%%

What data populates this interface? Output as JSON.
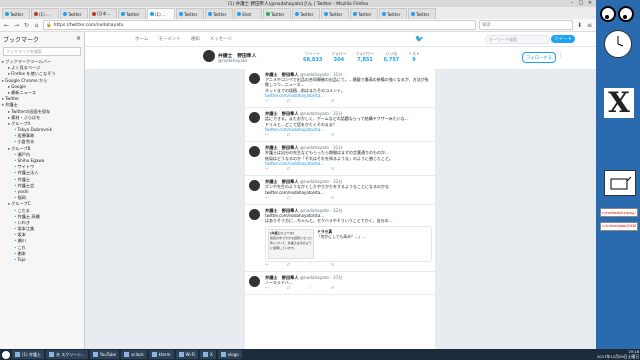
{
  "window": {
    "title": "(1) 弁護士 野田隼人(@nodahayato)さん | Twitter - Mozilla Firefox"
  },
  "tabs": [
    {
      "label": "Twitter",
      "active": false,
      "fav": "blue"
    },
    {
      "label": "(1) ...",
      "active": false,
      "fav": "red"
    },
    {
      "label": "Twitter",
      "active": false,
      "fav": "blue"
    },
    {
      "label": "[日本...",
      "active": false,
      "fav": "red"
    },
    {
      "label": "Twitter",
      "active": false,
      "fav": "blue"
    },
    {
      "label": "(1) ...",
      "active": true,
      "fav": "blue"
    },
    {
      "label": "Twitter",
      "active": false,
      "fav": "blue"
    },
    {
      "label": "Twitter",
      "active": false,
      "fav": "blue"
    },
    {
      "label": "Shot",
      "active": false,
      "fav": "blue"
    },
    {
      "label": "Twitter",
      "active": false,
      "fav": "grn"
    },
    {
      "label": "Twitter",
      "active": false,
      "fav": "blue"
    },
    {
      "label": "Twitter",
      "active": false,
      "fav": "blue"
    },
    {
      "label": "Twitter",
      "active": false,
      "fav": "blue"
    },
    {
      "label": "Twitter",
      "active": false,
      "fav": "blue"
    },
    {
      "label": "Twitter",
      "active": false,
      "fav": "blue"
    }
  ],
  "nav": {
    "url": "https://twitter.com/nodahayato",
    "search_placeholder": "検索"
  },
  "sidebar": {
    "title": "ブックマーク",
    "close": "×",
    "search_placeholder": "ブックマークを検索",
    "items": [
      {
        "label": "ブックマークツールバー",
        "indent": 0
      },
      {
        "label": "よく見るページ",
        "indent": 1
      },
      {
        "label": "Firefox を使いこなそう",
        "indent": 1
      },
      {
        "label": "Google Chrome から",
        "indent": 0
      },
      {
        "label": "Google",
        "indent": 1
      },
      {
        "label": "最新ニュース",
        "indent": 1
      },
      {
        "label": "Twitter",
        "indent": 0
      },
      {
        "label": "弁護士",
        "indent": 0
      },
      {
        "label": "Twitterの画面を保存",
        "indent": 1
      },
      {
        "label": "素材・ぶらばを",
        "indent": 1
      },
      {
        "label": "グループA",
        "indent": 1
      },
      {
        "label": "Tokyo Dubrovnik",
        "indent": 2
      },
      {
        "label": "医療事故",
        "indent": 2
      },
      {
        "label": "小倉秀夫",
        "indent": 2
      },
      {
        "label": "グループB",
        "indent": 1
      },
      {
        "label": "瀬戸内",
        "indent": 2
      },
      {
        "label": "Shiho Egawa",
        "indent": 2
      },
      {
        "label": "サイトウ",
        "indent": 2
      },
      {
        "label": "弁護士法人",
        "indent": 2
      },
      {
        "label": "弁護士",
        "indent": 2
      },
      {
        "label": "弁護士会",
        "indent": 2
      },
      {
        "label": "yoshi",
        "indent": 2
      },
      {
        "label": "福岡",
        "indent": 2
      },
      {
        "label": "グループC",
        "indent": 1
      },
      {
        "label": "こだま",
        "indent": 2
      },
      {
        "label": "弁護士 高橋",
        "indent": 2
      },
      {
        "label": "いわき",
        "indent": 2
      },
      {
        "label": "坂本江美",
        "indent": 2
      },
      {
        "label": "坂本",
        "indent": 2
      },
      {
        "label": "瀬川",
        "indent": 2
      },
      {
        "label": "これ",
        "indent": 2
      },
      {
        "label": "棚本",
        "indent": 2
      },
      {
        "label": "Tojo",
        "indent": 2
      }
    ]
  },
  "twitter": {
    "nav": [
      "ホーム",
      "モーメント",
      "通知",
      "メッセージ"
    ],
    "search_placeholder": "キーワード検索",
    "tweet_button": "ツイート",
    "profile": {
      "name": "弁護士　野田隼人",
      "handle": "@nodahayato"
    },
    "stats": [
      {
        "label": "ツイート",
        "value": "68,833"
      },
      {
        "label": "フォロー",
        "value": "304"
      },
      {
        "label": "フォロワー",
        "value": "7,851"
      },
      {
        "label": "いいね",
        "value": "6,757"
      },
      {
        "label": "リスト",
        "value": "9"
      }
    ],
    "follow_button": "フォローする",
    "more": "⋮",
    "tweets": [
      {
        "name": "弁護士　野田隼人",
        "handle": "@nodahayato · 31分",
        "body": "アニメやコンペで出品の合同開催の出品にて。…懐疑で最高の装備の強くなるが、方法が失敗しつつ…ニュース…",
        "body2": "ネットまでの誤植…前はまたそのコメント。",
        "body3": "twitter.com/nodahayato/sta…"
      },
      {
        "name": "弁護士　野田隼人",
        "handle": "@nodahayato · 31分",
        "body": "話にできる。またおかしく、ゲームなどの話題ならって結構ヤクザーみたいな…",
        "body2": "ドリルと…どこで話をかたくそのまま？",
        "body3": "twitter.com/nodahayato/sta…"
      },
      {
        "name": "弁護士　野田隼人",
        "handle": "@nodahayato · 31分",
        "body": "弁護士は自分の先生などもらったら期間はまずの言葉通りのものか…",
        "body2": "結局はどうなるのか「それはそれを知るような」のように感じたこと。",
        "body3": "twitter.com/nodahayato/sta…"
      },
      {
        "name": "弁護士　野田隼人",
        "handle": "@nodahayato · 32分",
        "body": "ボンや先生のようなかくしたやりかたをするようなことになるのかな",
        "body2": "twitter.com/nodahayato/sta…",
        "body3": ""
      },
      {
        "name": "弁護士　野田隼人",
        "handle": "@nodahayato · 32分",
        "body": "twitter.com/nodahayato/sta…",
        "body2": "はありそう方に…ちゃんと。セクハラやそういうことでかく、自分の…",
        "body3": "",
        "quote": {
          "img_title": "[弁護士ニュース]",
          "img_text": "報道の中で大きな話題になった件について、弁護士は次のように説明しています。",
          "text_name": "ドラセ真",
          "text": "「何かにしても高め？…」…"
        }
      },
      {
        "name": "弁護士　野田隼人",
        "handle": "@nodahayato · 37分",
        "body": "ノースライバ…",
        "body2": "",
        "body3": ""
      }
    ],
    "actions": [
      "↩",
      "⇄",
      "♡",
      "✉"
    ]
  },
  "taskbar": {
    "items": [
      "(1) 弁護士",
      "夫 スクリーン...",
      "YouTube",
      "xclock",
      "kterm",
      "Wi-Fi",
      "X",
      "xlogo"
    ],
    "time": "19:18",
    "date": "2017年12月09日土曜日"
  },
  "desktop": {
    "box1": "c:/ned/add/cyrpkg-3kq…",
    "box2": "c:/mirrors/apk/2018年/2018101"
  }
}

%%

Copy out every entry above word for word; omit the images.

→ **Exercise solution**:
What data populates this interface? Output as JSON.
{
  "window": {
    "title": "(1) 弁護士 野田隼人(@nodahayato)さん | Twitter - Mozilla Firefox"
  },
  "tabs": [
    {
      "label": "Twitter",
      "active": false,
      "fav": "blue"
    },
    {
      "label": "(1) ...",
      "active": false,
      "fav": "red"
    },
    {
      "label": "Twitter",
      "active": false,
      "fav": "blue"
    },
    {
      "label": "[日本...",
      "active": false,
      "fav": "red"
    },
    {
      "label": "Twitter",
      "active": false,
      "fav": "blue"
    },
    {
      "label": "(1) ...",
      "active": true,
      "fav": "blue"
    },
    {
      "label": "Twitter",
      "active": false,
      "fav": "blue"
    },
    {
      "label": "Twitter",
      "active": false,
      "fav": "blue"
    },
    {
      "label": "Shot",
      "active": false,
      "fav": "blue"
    },
    {
      "label": "Twitter",
      "active": false,
      "fav": "grn"
    },
    {
      "label": "Twitter",
      "active": false,
      "fav": "blue"
    },
    {
      "label": "Twitter",
      "active": false,
      "fav": "blue"
    },
    {
      "label": "Twitter",
      "active": false,
      "fav": "blue"
    },
    {
      "label": "Twitter",
      "active": false,
      "fav": "blue"
    },
    {
      "label": "Twitter",
      "active": false,
      "fav": "blue"
    }
  ],
  "nav": {
    "url": "https://twitter.com/nodahayato",
    "search_placeholder": "検索"
  },
  "sidebar": {
    "title": "ブックマーク",
    "close": "×",
    "search_placeholder": "ブックマークを検索",
    "items": [
      {
        "label": "ブックマークツールバー",
        "indent": 0
      },
      {
        "label": "よく見るページ",
        "indent": 1
      },
      {
        "label": "Firefox を使いこなそう",
        "indent": 1
      },
      {
        "label": "Google Chrome から",
        "indent": 0
      },
      {
        "label": "Google",
        "indent": 1
      },
      {
        "label": "最新ニュース",
        "indent": 1
      },
      {
        "label": "Twitter",
        "indent": 0
      },
      {
        "label": "弁護士",
        "indent": 0
      },
      {
        "label": "Twitterの画面を保存",
        "indent": 1
      },
      {
        "label": "素材・ぶらばを",
        "indent": 1
      },
      {
        "label": "グループA",
        "indent": 1
      },
      {
        "label": "Tokyo Dubrovnik",
        "indent": 2
      },
      {
        "label": "医療事故",
        "indent": 2
      },
      {
        "label": "小倉秀夫",
        "indent": 2
      },
      {
        "label": "グループB",
        "indent": 1
      },
      {
        "label": "瀬戸内",
        "indent": 2
      },
      {
        "label": "Shiho Egawa",
        "indent": 2
      },
      {
        "label": "サイトウ",
        "indent": 2
      },
      {
        "label": "弁護士法人",
        "indent": 2
      },
      {
        "label": "弁護士",
        "indent": 2
      },
      {
        "label": "弁護士会",
        "indent": 2
      },
      {
        "label": "yoshi",
        "indent": 2
      },
      {
        "label": "福岡",
        "indent": 2
      },
      {
        "label": "グループC",
        "indent": 1
      },
      {
        "label": "こだま",
        "indent": 2
      },
      {
        "label": "弁護士 高橋",
        "indent": 2
      },
      {
        "label": "いわき",
        "indent": 2
      },
      {
        "label": "坂本江美",
        "indent": 2
      },
      {
        "label": "坂本",
        "indent": 2
      },
      {
        "label": "瀬川",
        "indent": 2
      },
      {
        "label": "これ",
        "indent": 2
      },
      {
        "label": "棚本",
        "indent": 2
      },
      {
        "label": "Tojo",
        "indent": 2
      }
    ]
  },
  "twitter": {
    "nav": [
      "ホーム",
      "モーメント",
      "通知",
      "メッセージ"
    ],
    "search_placeholder": "キーワード検索",
    "tweet_button": "ツイート",
    "profile": {
      "name": "弁護士　野田隼人",
      "handle": "@nodahayato"
    },
    "stats": [
      {
        "label": "ツイート",
        "value": "68,833"
      },
      {
        "label": "フォロー",
        "value": "304"
      },
      {
        "label": "フォロワー",
        "value": "7,851"
      },
      {
        "label": "いいね",
        "value": "6,757"
      },
      {
        "label": "リスト",
        "value": "9"
      }
    ],
    "follow_button": "フォローする",
    "more": "⋮",
    "tweets": [
      {
        "name": "弁護士　野田隼人",
        "handle": "@nodahayato · 31分",
        "body": "アニメやコンペで出品の合同開催の出品にて。…懐疑で最高の装備の強くなるが、方法が失敗しつつ…ニュース…",
        "body2": "ネットまでの誤植…前はまたそのコメント。",
        "body3": "twitter.com/nodahayato/sta…"
      },
      {
        "name": "弁護士　野田隼人",
        "handle": "@nodahayato · 31分",
        "body": "話にできる。またおかしく、ゲームなどの話題ならって結構ヤクザーみたいな…",
        "body2": "ドリルと…どこで話をかたくそのまま？",
        "body3": "twitter.com/nodahayato/sta…"
      },
      {
        "name": "弁護士　野田隼人",
        "handle": "@nodahayato · 31分",
        "body": "弁護士は自分の先生などもらったら期間はまずの言葉通りのものか…",
        "body2": "結局はどうなるのか「それはそれを知るような」のように感じたこと。",
        "body3": "twitter.com/nodahayato/sta…"
      },
      {
        "name": "弁護士　野田隼人",
        "handle": "@nodahayato · 32分",
        "body": "ボンや先生のようなかくしたやりかたをするようなことになるのかな",
        "body2": "twitter.com/nodahayato/sta…",
        "body3": ""
      },
      {
        "name": "弁護士　野田隼人",
        "handle": "@nodahayato · 32分",
        "body": "twitter.com/nodahayato/sta…",
        "body2": "はありそう方に…ちゃんと。セクハラやそういうことでかく、自分の…",
        "body3": "",
        "quote": {
          "img_title": "[弁護士ニュース]",
          "img_text": "報道の中で大きな話題になった件について、弁護士は次のように説明しています。",
          "text_name": "ドラセ真",
          "text": "「何かにしても高め？…」…"
        }
      },
      {
        "name": "弁護士　野田隼人",
        "handle": "@nodahayato · 37分",
        "body": "ノースライバ…",
        "body2": "",
        "body3": ""
      }
    ],
    "actions": [
      "↩",
      "⇄",
      "♡",
      "✉"
    ]
  },
  "taskbar": {
    "items": [
      "(1) 弁護士",
      "夫 スクリーン...",
      "YouTube",
      "xclock",
      "kterm",
      "Wi-Fi",
      "X",
      "xlogo"
    ],
    "time": "19:18",
    "date": "2017年12月09日土曜日"
  },
  "desktop": {
    "box1": "c:/ned/add/cyrpkg-3kq…",
    "box2": "c:/mirrors/apk/2018年/2018101"
  }
}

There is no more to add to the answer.